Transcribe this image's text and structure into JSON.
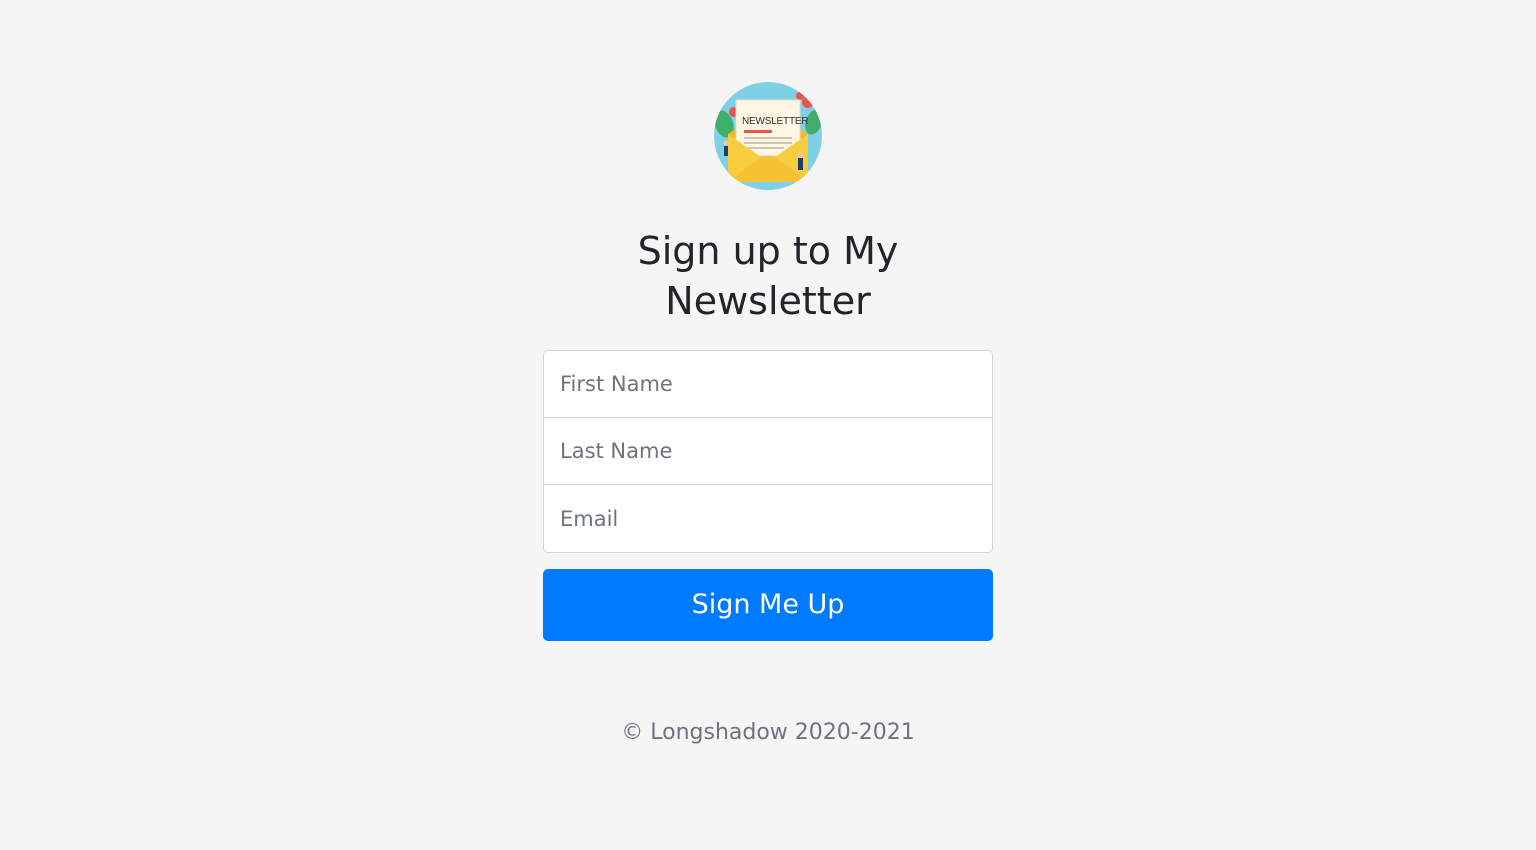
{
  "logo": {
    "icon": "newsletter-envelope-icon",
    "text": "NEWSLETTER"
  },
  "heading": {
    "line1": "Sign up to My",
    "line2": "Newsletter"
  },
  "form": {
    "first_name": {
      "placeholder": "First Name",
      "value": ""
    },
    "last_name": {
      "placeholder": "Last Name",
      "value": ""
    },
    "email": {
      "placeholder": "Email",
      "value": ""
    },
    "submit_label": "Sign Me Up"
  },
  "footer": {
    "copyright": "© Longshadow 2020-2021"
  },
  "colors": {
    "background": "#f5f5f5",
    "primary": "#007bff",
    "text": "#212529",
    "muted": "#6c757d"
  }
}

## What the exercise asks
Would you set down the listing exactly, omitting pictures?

## Solved exercise
Transcribe this image's text and structure into JSON.
{
  "logo": {
    "icon": "newsletter-envelope-icon",
    "text": "NEWSLETTER"
  },
  "heading": {
    "line1": "Sign up to My",
    "line2": "Newsletter"
  },
  "form": {
    "first_name": {
      "placeholder": "First Name",
      "value": ""
    },
    "last_name": {
      "placeholder": "Last Name",
      "value": ""
    },
    "email": {
      "placeholder": "Email",
      "value": ""
    },
    "submit_label": "Sign Me Up"
  },
  "footer": {
    "copyright": "© Longshadow 2020-2021"
  },
  "colors": {
    "background": "#f5f5f5",
    "primary": "#007bff",
    "text": "#212529",
    "muted": "#6c757d"
  }
}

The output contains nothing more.